→ **TASK OBJECTIVE**
Copy out each line of the material below that holds the string "pixel".

☆ ☆ ☆

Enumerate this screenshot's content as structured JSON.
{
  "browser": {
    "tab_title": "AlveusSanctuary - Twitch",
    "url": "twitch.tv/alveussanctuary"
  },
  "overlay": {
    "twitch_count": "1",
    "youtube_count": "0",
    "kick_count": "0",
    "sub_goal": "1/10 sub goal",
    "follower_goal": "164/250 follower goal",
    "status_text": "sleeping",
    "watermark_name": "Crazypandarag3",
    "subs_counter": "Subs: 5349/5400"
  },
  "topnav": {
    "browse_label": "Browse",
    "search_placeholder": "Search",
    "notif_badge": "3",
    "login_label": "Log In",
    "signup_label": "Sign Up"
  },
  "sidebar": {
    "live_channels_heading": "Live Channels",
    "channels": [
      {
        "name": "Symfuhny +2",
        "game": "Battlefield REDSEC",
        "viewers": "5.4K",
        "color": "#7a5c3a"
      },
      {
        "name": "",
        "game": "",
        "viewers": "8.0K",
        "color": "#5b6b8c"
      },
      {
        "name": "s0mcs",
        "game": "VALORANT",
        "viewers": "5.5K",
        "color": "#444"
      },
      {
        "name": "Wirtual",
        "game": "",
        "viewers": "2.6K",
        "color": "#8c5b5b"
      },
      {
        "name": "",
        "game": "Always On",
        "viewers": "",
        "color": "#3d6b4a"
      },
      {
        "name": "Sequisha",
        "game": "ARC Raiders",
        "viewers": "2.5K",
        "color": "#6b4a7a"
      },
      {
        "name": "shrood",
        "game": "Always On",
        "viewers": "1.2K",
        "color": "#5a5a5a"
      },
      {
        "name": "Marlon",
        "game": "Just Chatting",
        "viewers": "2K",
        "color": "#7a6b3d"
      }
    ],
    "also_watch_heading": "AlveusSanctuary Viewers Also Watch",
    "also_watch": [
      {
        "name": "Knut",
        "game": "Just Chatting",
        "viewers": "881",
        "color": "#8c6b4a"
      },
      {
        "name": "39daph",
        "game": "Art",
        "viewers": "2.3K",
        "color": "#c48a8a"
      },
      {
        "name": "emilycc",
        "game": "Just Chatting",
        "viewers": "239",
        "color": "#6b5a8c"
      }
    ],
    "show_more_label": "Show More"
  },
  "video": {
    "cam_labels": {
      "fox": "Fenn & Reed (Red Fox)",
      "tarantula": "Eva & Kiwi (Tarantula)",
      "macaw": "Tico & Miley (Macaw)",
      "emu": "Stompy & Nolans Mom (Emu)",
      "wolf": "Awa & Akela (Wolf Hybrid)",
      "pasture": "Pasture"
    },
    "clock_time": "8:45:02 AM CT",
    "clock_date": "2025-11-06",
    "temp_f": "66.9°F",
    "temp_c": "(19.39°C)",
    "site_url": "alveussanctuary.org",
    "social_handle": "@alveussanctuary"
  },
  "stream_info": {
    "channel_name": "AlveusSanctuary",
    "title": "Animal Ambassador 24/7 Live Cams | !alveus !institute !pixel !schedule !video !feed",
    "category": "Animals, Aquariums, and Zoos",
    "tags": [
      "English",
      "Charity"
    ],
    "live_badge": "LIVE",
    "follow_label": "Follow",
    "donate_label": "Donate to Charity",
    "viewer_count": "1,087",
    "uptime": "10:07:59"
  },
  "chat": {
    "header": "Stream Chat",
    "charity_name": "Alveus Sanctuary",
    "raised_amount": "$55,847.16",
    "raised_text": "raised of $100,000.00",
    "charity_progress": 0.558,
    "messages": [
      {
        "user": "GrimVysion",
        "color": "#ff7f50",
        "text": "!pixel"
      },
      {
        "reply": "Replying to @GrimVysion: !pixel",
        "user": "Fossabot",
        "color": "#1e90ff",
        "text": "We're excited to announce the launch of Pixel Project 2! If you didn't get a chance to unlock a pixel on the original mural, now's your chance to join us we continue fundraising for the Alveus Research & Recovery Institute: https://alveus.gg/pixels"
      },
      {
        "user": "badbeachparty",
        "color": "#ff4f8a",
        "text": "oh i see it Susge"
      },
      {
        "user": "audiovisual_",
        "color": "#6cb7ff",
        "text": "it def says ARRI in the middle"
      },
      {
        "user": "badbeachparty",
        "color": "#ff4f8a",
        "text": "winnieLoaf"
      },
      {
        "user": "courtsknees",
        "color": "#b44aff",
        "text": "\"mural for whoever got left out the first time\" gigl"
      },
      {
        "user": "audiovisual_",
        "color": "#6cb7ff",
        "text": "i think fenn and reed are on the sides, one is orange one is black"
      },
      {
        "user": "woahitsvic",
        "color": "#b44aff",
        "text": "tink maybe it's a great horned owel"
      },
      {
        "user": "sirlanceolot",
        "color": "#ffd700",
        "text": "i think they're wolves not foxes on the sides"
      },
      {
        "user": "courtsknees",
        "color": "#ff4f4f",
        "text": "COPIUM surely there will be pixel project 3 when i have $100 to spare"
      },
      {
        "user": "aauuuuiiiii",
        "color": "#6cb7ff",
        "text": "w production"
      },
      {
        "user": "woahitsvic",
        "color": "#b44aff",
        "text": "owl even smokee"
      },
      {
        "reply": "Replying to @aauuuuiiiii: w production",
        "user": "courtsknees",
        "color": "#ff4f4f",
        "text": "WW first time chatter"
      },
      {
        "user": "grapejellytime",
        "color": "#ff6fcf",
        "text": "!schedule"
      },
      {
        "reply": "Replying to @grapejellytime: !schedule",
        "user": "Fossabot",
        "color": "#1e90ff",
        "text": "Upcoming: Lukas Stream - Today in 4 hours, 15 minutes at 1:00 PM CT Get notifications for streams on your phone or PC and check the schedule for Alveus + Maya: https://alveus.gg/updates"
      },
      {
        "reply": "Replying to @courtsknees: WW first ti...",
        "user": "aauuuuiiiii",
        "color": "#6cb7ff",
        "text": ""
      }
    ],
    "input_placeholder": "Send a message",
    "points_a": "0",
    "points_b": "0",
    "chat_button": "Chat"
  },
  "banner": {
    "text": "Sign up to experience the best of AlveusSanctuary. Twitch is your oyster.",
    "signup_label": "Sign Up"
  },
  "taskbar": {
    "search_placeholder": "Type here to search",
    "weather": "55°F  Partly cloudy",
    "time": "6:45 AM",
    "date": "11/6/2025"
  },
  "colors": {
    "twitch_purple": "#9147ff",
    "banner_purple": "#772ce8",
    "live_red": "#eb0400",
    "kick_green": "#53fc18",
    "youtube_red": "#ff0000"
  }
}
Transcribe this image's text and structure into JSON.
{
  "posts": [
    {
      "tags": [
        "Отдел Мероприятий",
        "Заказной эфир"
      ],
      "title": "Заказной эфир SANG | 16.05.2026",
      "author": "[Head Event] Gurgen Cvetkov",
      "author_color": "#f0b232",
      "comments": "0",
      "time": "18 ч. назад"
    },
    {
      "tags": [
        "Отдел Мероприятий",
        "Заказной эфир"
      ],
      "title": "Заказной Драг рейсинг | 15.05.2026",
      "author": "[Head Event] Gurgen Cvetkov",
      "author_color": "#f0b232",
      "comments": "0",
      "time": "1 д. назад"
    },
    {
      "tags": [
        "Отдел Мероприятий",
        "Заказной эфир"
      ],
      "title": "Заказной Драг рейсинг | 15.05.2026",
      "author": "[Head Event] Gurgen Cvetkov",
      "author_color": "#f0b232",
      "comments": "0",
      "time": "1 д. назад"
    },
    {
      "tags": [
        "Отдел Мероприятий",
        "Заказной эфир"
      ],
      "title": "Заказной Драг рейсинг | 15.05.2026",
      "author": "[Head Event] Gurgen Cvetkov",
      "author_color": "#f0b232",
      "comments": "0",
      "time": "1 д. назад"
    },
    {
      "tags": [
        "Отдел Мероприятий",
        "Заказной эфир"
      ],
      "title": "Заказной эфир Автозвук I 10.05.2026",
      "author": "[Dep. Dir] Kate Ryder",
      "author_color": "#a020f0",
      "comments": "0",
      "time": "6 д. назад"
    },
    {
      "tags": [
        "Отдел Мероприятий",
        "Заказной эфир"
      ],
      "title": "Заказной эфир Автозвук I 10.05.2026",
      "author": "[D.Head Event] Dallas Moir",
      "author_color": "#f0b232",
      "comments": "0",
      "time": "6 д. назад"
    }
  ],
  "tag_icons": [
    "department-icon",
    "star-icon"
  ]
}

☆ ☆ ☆

→ **COMPLETED TASK**
    "title": "Animal Ambassador 24/7 Live Cams | !alveus !institute !pixel !schedule !video !feed",
        "text": "!pixel"
        "reply": "Replying to @GrimVysion: !pixel",
        "text": "We're excited to announce the launch of Pixel Project 2! If you didn't get a chance to unlock a pixel on the original mural, now's your chance to join us we continue fundraising for the Alveus Research & Recovery Institute: https://alveus.gg/pixels"
        "text": "COPIUM surely there will be pixel project 3 when i have $100 to spare"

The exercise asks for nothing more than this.